____ DATA RECORDS

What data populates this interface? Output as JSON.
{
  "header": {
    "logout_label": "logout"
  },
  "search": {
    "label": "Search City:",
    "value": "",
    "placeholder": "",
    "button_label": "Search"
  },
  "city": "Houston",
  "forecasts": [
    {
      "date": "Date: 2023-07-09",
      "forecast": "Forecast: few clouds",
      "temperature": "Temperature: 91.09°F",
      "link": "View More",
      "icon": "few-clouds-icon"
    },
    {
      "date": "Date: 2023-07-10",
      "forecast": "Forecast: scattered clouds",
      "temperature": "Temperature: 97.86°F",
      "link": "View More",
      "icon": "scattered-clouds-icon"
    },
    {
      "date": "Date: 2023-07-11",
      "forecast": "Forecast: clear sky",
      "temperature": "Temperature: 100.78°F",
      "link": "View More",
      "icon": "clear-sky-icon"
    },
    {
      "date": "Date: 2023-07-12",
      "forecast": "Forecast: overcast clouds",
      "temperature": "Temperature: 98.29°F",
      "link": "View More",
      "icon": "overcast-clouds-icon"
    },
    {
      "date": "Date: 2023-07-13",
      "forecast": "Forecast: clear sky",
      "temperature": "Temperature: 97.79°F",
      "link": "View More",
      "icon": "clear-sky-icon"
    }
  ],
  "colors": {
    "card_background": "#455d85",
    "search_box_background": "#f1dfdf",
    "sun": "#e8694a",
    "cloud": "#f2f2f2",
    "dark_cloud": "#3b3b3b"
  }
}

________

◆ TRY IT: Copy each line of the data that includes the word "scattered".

◆ TASK RESPONSE:
      "forecast": "Forecast: scattered clouds",
      "icon": "scattered-clouds-icon"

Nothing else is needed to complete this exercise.